Gustavo Dudamel © RIchard Reinsdorf
Gustavo Dudamel
© RIchard Reinsdorf
All the more astoundingly, Dudamel conducted the work entirely from memory. This not only signaled a confidence that never once wavered but also allowed him to elicit a genuinely remarkable degree of technical precision from the players. Tempi, attacks, sonic balances: all were shaped with a secure knowledge of what the maestro wanted.

And the results were impressive – above all for the gorgeous, bright clarity of the soundscape Dudamel produced, which the Disney Hall acoustics enhanced. It was revelatory to be able to distinguish every stroke of the tam-tam and bass drum, so often buried amid the muffled gloom of the vast first movement's preludial section.

Dudamel showed little interest in that gloom, in the ambiguity and at times even tragic underpinnings of this music of a cosmos coming-into-being. Rather, he gave precedence to Mahler's buoyant gestures of spring awakening as the life force wrests itself free from primal chaos. When the first movement's rollicking march got going, it quickly brushed aside memories of the funereal funk in those opening minutes evaporated.

This paid welcome dividends in terms of a more coherent, organically interconnected view of a score sprawling and crawling with ideas. Dudamel brought out the pristine, childlike joy of discovery that underlies the first three movements as a whole, anticipating the explicit voicing of this in the fifth movement by the combined choirs of women and children. The erstwhile Wunderkind conductor showed intuitive sympathy with Mahler's Wunderhorn sensibility. 

The second and third movements unfolded with unusually and lovingly detailed colours, Dudamel commanding multiple camera angles and levels of focus on Mahler's variegated textures. It was indeed hard not to think of cinematic analogies as the conductor kept attention riveted on the delightful surprise of each soloist's entry.

Here, again, was a sense of technical expertise in knowing just how to blend the sonority of flute and oboe, to accentuate the soprano clarinet's wide-eyed entry, or to add an infinitesimal extra degree of weight to the strings' background shimmer for the posthorn solos (executed here by cornet). Dudamel maintained a Steven Spielberg-like control over every detail.

The weak spot, to this taste, came in the fourth movement, where the human voice first emerges – Nietzsche's text sung here by Tamara Mumford with beautiful tone though with too little sense of mystery. Dudamel skirted the darkness of this most nocturnal episode in the Third, barely evoking the profound, metaphysical yearning Mahler expresses in this pivotal transitional point of the Third. With the outburst of heavenly voices that follows, the contradictions were simply brushed aside. It was a bit as if Mahler had set, back to back, a text by Christopher Hitchens and a sermon of Mother Theresa.

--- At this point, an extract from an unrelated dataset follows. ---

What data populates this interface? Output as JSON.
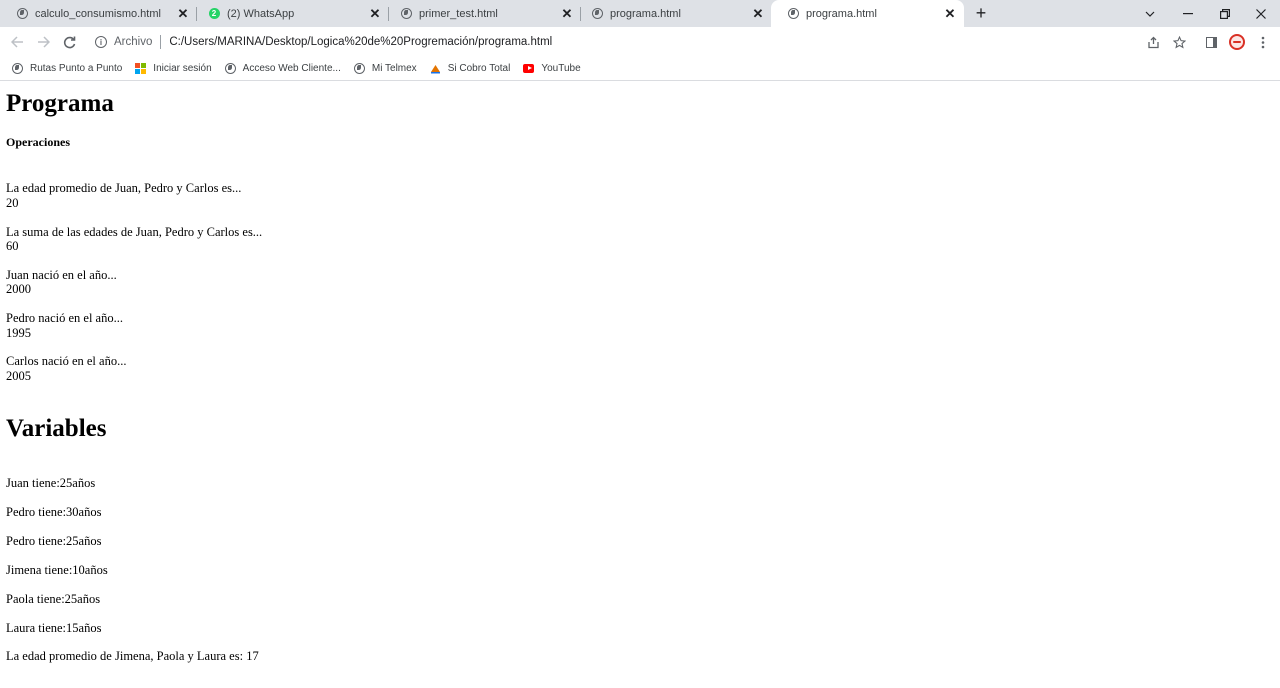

The concluding Adagio, on the other hand, radiated that sense of security, of a global view of the work, that elsewhere characterised Dudamel's approach. He understood how essential it is here to calibrate Mahler's carefully planned sequence of climaxes and crises, avoiding the temptation to settle for a generically blissed-out music of the spheres (and thus a music utterly lacking in tension).

Dudamel's Third lies at a fascinating point on the interpretive spectrum, far from the wrenching extremes of a Bernstein but just as distant from the magisterial detachment of a Boulez. The conductor is always thoroughly invested and emotionally focused, yet there's never a hint of the music going off the rails – even in the wildest, most orgiastic moments of the first movement. And his sensitivity to the score's resplendent detail was admirably abetted by the LA Philharmonic's inspired musicianship.

Their arrival at the amens of D major with which Mahler ends the Third had an orgasmic inevitability. And yet it contained an element of surprise in the ecstatic, swelling length of the final fermata Dudamel drew from the players.

In a few weeks they will take the Mahler on tour to Europe, along with a program including Messiaen's Des Canyons aux étoiles (with accompanying visuals of American landscapes designed by photographer Deborah O’Grady). It will be particularly fascinating to follow their reception at the Concertgebouw in Amsterdam, where Mahler himself conducted the Third in 1903.